You are a parent and you notice your high school student is acting out recklessly with drugs and alcohol. In addition to his or her reckless behavior, you observe some troubling compulsive and impulsive behaviors. What do you do?

One's first response would be to bring one's son or daughter to a counselor. More often than not, the recommendation would be to urge either in-patient or outpatient treatment.

That sounds simple. However, now your nightmare begins. First you must deal with your teenager or young adult's resistance, denial or blatant refusal to get help. Your second challenge is to find the appropriate venue and person for effective treatment.

In Suffolk County, where do you turn? There are a variety of outpatient programs that provide an assorted variety of treatment possibilities. How do you pay for this? How do you get your son or daughter there? Is outpatient treatment for non-motivated teenagers effective?

The nightmare continues. Even if you have insurance, most insurance companies are pathetic in their coverage of any kind of treatment for addiction. They, who are least competent to judge, design structures that set people up for failure and in some cases to die.

The scandal of drug and alcohol treatment is that it is no longer focused around the needs of the patient, but rather around the politics of the insurance company.

What happens if outpatient treatment fails? (In most cases of hard-core teenage addiction, it does.) Parents should turn to a residential possibility. Unfortunately, that turn only furthers the nightmare. There are few residential possibilities that have an effective track record for teenagers and young adults.

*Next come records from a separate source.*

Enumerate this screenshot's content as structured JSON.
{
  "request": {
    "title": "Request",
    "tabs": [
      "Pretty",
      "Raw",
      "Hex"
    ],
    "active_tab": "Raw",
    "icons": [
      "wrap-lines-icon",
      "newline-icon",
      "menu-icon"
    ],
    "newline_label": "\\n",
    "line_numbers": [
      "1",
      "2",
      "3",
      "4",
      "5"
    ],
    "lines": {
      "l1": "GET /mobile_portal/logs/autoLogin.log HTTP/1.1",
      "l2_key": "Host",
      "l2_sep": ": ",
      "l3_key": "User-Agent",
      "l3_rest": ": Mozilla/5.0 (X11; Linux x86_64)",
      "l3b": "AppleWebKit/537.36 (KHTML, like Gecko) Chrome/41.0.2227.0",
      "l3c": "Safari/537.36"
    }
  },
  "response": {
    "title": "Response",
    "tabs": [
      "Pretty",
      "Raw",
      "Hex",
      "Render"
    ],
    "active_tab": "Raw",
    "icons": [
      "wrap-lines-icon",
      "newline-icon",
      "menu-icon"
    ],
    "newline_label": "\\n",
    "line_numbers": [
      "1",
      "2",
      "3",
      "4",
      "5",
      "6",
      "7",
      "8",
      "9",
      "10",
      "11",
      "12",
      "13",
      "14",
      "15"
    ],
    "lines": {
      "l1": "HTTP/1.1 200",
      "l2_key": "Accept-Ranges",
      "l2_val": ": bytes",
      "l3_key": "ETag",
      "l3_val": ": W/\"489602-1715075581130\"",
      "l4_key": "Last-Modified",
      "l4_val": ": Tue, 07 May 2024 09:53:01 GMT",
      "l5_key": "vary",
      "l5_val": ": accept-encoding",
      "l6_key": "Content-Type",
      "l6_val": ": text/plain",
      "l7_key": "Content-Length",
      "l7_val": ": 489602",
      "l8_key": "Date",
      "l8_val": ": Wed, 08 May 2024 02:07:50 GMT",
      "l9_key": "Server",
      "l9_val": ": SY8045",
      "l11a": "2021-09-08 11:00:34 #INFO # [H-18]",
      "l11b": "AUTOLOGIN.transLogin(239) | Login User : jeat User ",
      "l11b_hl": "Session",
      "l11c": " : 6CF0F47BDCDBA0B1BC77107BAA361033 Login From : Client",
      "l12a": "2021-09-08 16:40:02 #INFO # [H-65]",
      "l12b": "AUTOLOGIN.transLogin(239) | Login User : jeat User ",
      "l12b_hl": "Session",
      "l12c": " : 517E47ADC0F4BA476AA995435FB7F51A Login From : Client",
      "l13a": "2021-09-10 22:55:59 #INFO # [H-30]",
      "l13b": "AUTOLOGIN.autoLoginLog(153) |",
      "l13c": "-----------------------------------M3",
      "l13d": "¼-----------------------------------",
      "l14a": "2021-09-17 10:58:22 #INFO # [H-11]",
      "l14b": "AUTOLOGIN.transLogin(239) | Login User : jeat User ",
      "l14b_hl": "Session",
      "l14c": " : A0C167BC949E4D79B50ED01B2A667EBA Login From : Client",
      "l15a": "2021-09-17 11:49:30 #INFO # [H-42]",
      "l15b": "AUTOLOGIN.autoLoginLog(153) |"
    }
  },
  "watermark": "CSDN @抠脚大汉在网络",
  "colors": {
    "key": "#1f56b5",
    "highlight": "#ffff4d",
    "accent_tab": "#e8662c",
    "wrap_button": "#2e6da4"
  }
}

The three programs that have not caved in to the insurance disaster, deal with Medicaid, which is another horror story. However, at least their design offers some hope of recovery if the patient completes the residential component and has a comprehensive, "do-able" after-care plan.

My experience, after twenty years of professional and informal training, indicates that a hard-core teenage (or person of any age) addict needs an extensive residential component to treatment that is longer than fifteen days. Too many people are discharged from treatment when their insurance runs out, whether they are ready to be discharged or not. That practice is reprehensible and unconscionable. It is even more troubling that the larger community is not more outraged. The recovery community are unfortunately among the voiceless. Maybe when someone among the rich and famous is victimized, the system will sit up, take note and reform this god-awful approach to human suffering and addiction.

TJ is twenty-five. He has battled addiction since the age of sixteen. Throughout most of his teen years, he hid his obsessive-compulsive behavior around his drug and alcohol use. He managed to graduate high school and steer clear of the law, even though when he was most out of control, he was thieving and stealing everything in sight to support his crack/cocaine habit.

Over the last number of years, TJ has been reaching out for help. Because of insurance and personal finance, he never really took the appropriate steps that would have helped him to enter recovery.

TJ is a brilliant carpenter and tradesman. He has, at times, made a great living for a young man. Recently, he had his longest stretch without using crack/cocaine. His hard work, even though he was still drinking, allowed him to buy all kinds of toys and live very comfortably this past year.

Unfortunately, he reconnected with old friends and they all picked up. He lost everything, including his brand new truck. He was reduced to begging for food on the street.

One night after binging, he passed out on the street. A friend brought him to a shelter. After he came down from his high, he admitted that he was broken, that he couldn't fight anymore. He was ready to face his demons and do whatever he needed to do to enter healthy recovery. The consensus, because of his history, is that long-term treatment is needed. He applied for Medicaid. He was sanctioned for thirty days because he quit his job! He might not last the thirty days he needs to wait before he can reapply.

How many other TJs are being pushed to the edge of existence because of a system's inept protocol?

I hope TJ makes it, despite the bureaucracy.